Duport, James

, D. D. a learned Greek scholar, was born in 1606, in Jesus college, Cambridge, of which college his father was master from 1590 to 1617; and, after a classical education at Westminster, was admitted in 1622, of Trinity college in that university, under the tuition of Dr. Robert Hitch, afterwards dean of York, to whom | he gratefully addressed a Latin poem in his “Sylvse,” where he calls him “tutorem suurn colendissimum.” He regularly became a fellow of his college; and his knowledge of Greek was so extensive, that he was appointed regius professor of that language at Cambridge in 1632-.‘ He was collated to the prebend of Langford Ecclesia, in the cathedral of Lincoln, Aug. 14, 1641; and to the archdeaconry of Stow in that diocese, Sept. 13 of that year, being then B. D.; and on the 13th of November in the same year exchanged his prebend for that of Leighton Buzzard in the same cathedral; but in 1656 he was ejected from his professorship at Cambridge, for refusing the engagement. On the 20th of May, 1660, on the eve of the restoration, he preached a sermon at St. Paul’s cathedral; and his loyalty on that occasion was rewarded by an appointment to the office of chaplain in ordinary to Charles II. He was also restored to the professorship; which he resigned the same year in favour of Dr. Barrow; and on the 5th of September following he was, by royal mandate, with many other learned divines, created D. D. He was installed dean of Peterborough July 27, 1664, by Mr. William Towers, prebendary; and elected master of Magdalen college, Cambridge, 1668. When he obtained the rectories of Aston Flamvile and Burbach, we cannot exactly say; but it was probably in 1672, and owing to the patronage of Anthony the eleventh earl of Kent. In 167G, he preached three different sermons upon public occasions, all which were printed, Jan. 30, May 29, and Nov. 5. He died July 17, 1679, and was buried in Peterborough cathedral, to which, and to the school there, he had been a considerable benefactor. Against a pillar on the north side of the choir, behind the pulpit, is a handsome white marble tablet, with his arms and a Latin inscription commemorating his learning and virtues.

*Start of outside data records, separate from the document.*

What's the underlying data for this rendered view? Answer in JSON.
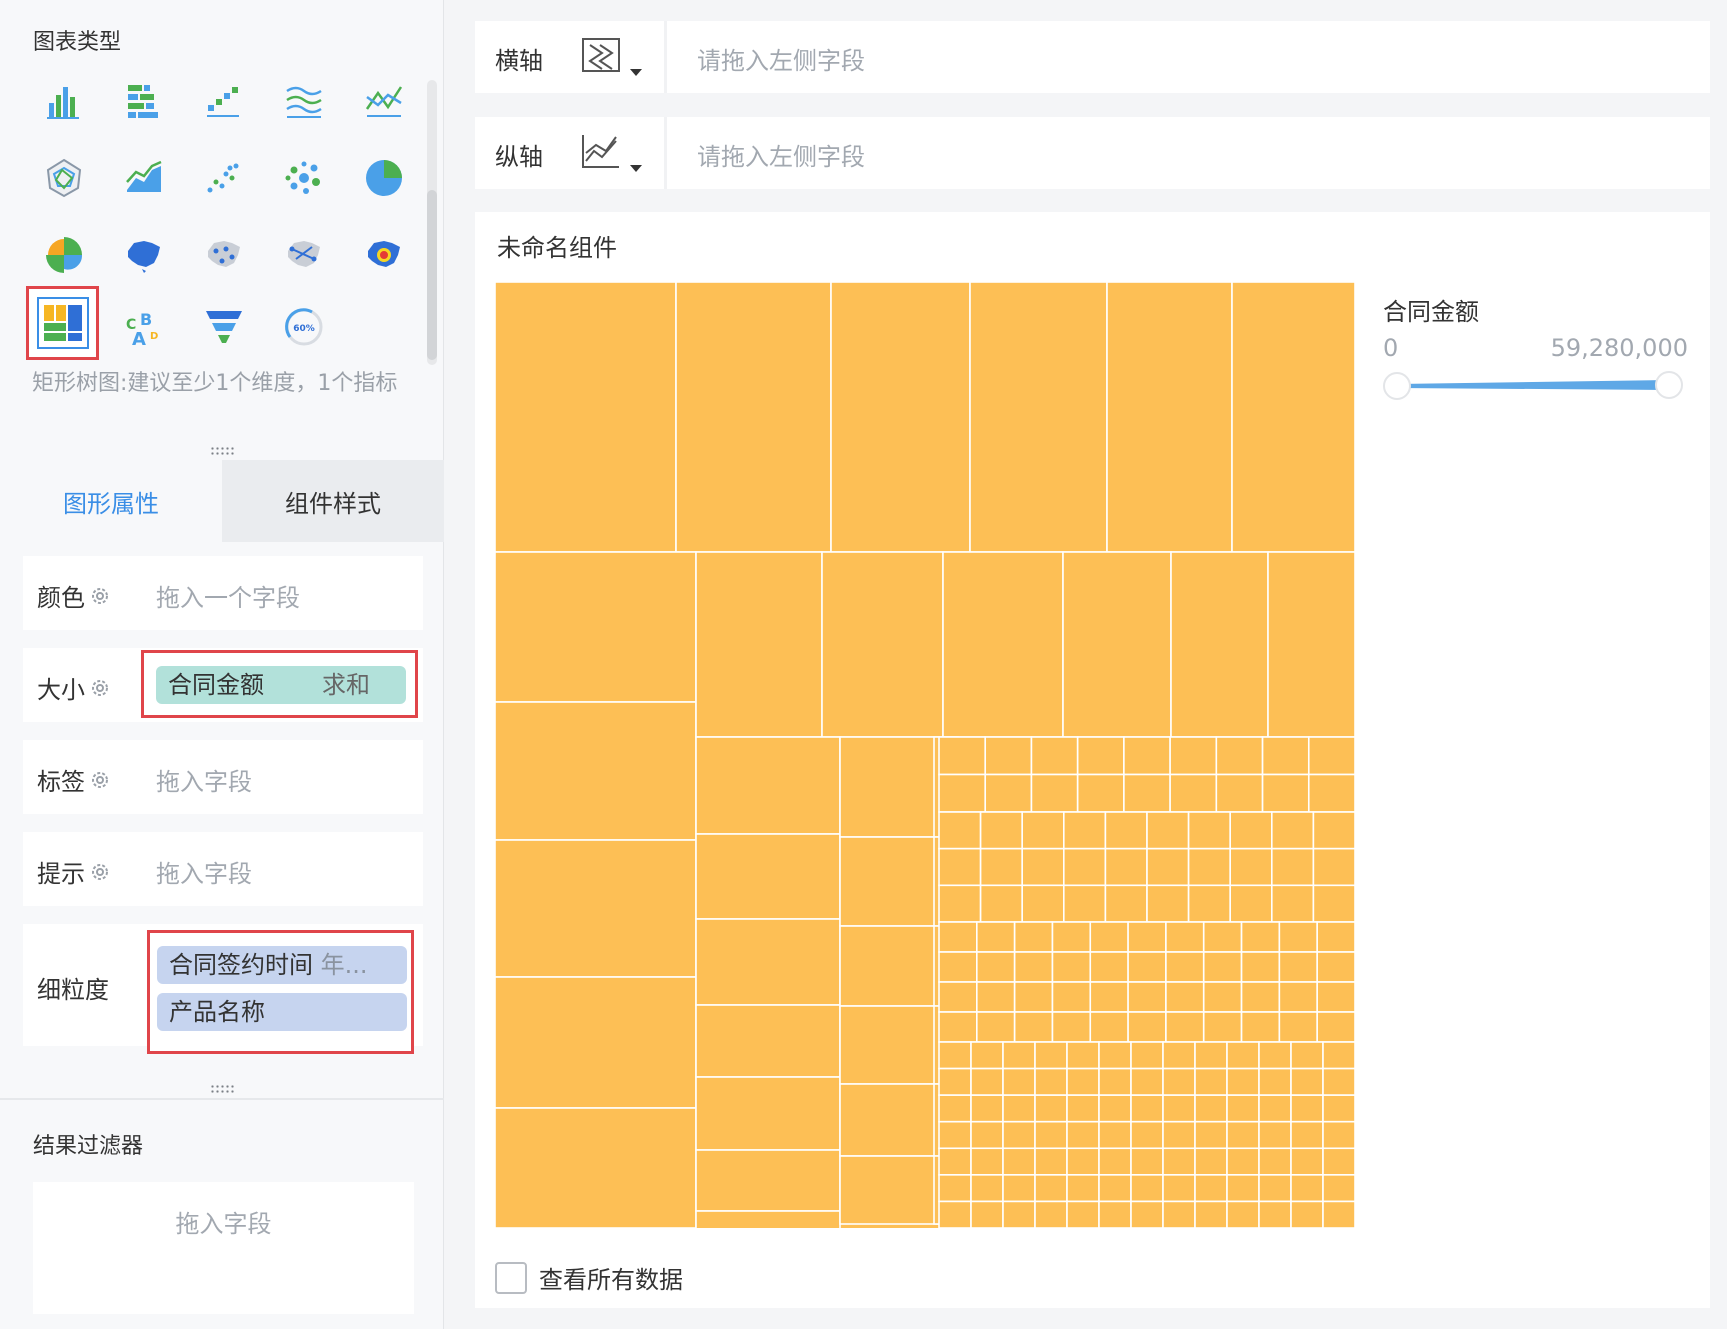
{
  "left_panel": {
    "chart_type_title": "图表类型",
    "chart_types": [
      {
        "icon": "bar-chart-icon"
      },
      {
        "icon": "grouped-bar-chart-icon"
      },
      {
        "icon": "range-bar-chart-icon"
      },
      {
        "icon": "wave-area-chart-icon"
      },
      {
        "icon": "line-chart-icon"
      },
      {
        "icon": "radar-chart-icon"
      },
      {
        "icon": "area-chart-icon"
      },
      {
        "icon": "scatter-chart-icon"
      },
      {
        "icon": "bubble-chart-icon"
      },
      {
        "icon": "pie-chart-icon"
      },
      {
        "icon": "rose-chart-icon"
      },
      {
        "icon": "region-map-icon"
      },
      {
        "icon": "point-map-icon"
      },
      {
        "icon": "flow-map-icon"
      },
      {
        "icon": "heat-map-icon"
      },
      {
        "icon": "treemap-icon",
        "selected": true
      },
      {
        "icon": "word-cloud-icon"
      },
      {
        "icon": "funnel-chart-icon"
      },
      {
        "icon": "gauge-chart-icon",
        "text": "60%"
      }
    ],
    "chart_hint": "矩形树图:建议至少1个维度，1个指标",
    "tabs": [
      "图形属性",
      "组件样式"
    ],
    "props": {
      "color": {
        "label": "颜色",
        "placeholder": "拖入一个字段"
      },
      "size": {
        "label": "大小",
        "field": "合同金额",
        "agg": "求和"
      },
      "label": {
        "label": "标签",
        "placeholder": "拖入字段"
      },
      "tooltip": {
        "label": "提示",
        "placeholder": "拖入字段"
      },
      "granularity": {
        "label": "细粒度",
        "fields": [
          "合同签约时间",
          "产品名称"
        ],
        "field_suffix": "年..."
      }
    },
    "result_filter": {
      "title": "结果过滤器",
      "placeholder": "拖入字段"
    }
  },
  "x_axis": {
    "label": "横轴",
    "placeholder": "请拖入左侧字段"
  },
  "y_axis": {
    "label": "纵轴",
    "placeholder": "请拖入左侧字段"
  },
  "widget": {
    "title": "未命名组件",
    "legend": {
      "title": "合同金额",
      "min": "0",
      "max": "59,280,000"
    },
    "view_all_label": "查看所有数据"
  },
  "colors": {
    "accent": "#3a8ee6",
    "treemap_fill": "#fdbf55",
    "highlight": "#e0454a",
    "teal_pill": "#b2e1da",
    "blue_pill": "#c6d4ef"
  }
}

Dr. Duport left behind him several learned works, among which his “Gnomologia Homeri,1660, shews his extensive reading, and great knowledge of the Greek tongue, and was then deemed very useful for the understanding of that poet. His other works are, 1. “Tres Libri Solomonis, scilicet Proverbia, Ecclesiastes, Cantica, Graco Carmine donati, 1646,” 12mo. 2. “Metaphrasis libri Psalmorum versibus Graecis contexta cum versione Lat. Cantabr. 1666,” 4to, a work very honourably mentioned by Jo. Alb. Fabricius, in his “Bibliotheca Grteca,” and in | Tillotson’s Life by Birch. 3. “Musae Subsecivae, sen Poetica Stromata,1676, 8vo. This volume consists of three books of miscellany poems, under the title of “Sylvae,” “Carmina Gratulatoria ad Regemet Reginam,*’ Epicedia, seu Carmina Funebria,“*' Carmina Comitialia, seu Epigrammata in Comitiis Academicis composita,” “Epigrammata Sacra,” and “Epithalamia Sacra.

In 1712, when Theophrastus’s Characters were published by Needham, there were printed along with them some lectures of professor Duport upon the first sixteen characters, excepting the fifth. These lectures had lain in the celebrated library of Moore bishop of Ely for many years, and were at first supposed to have been written by Stanley, who wrote the lives of the Greek philosophers; but, upon their being communicated, they were recognized as part of what professor Duport* had read to his pupils at Cambridge during the rebellion. 1


Nichols’s Hist, of Leicestershire, vol. IV. Part II.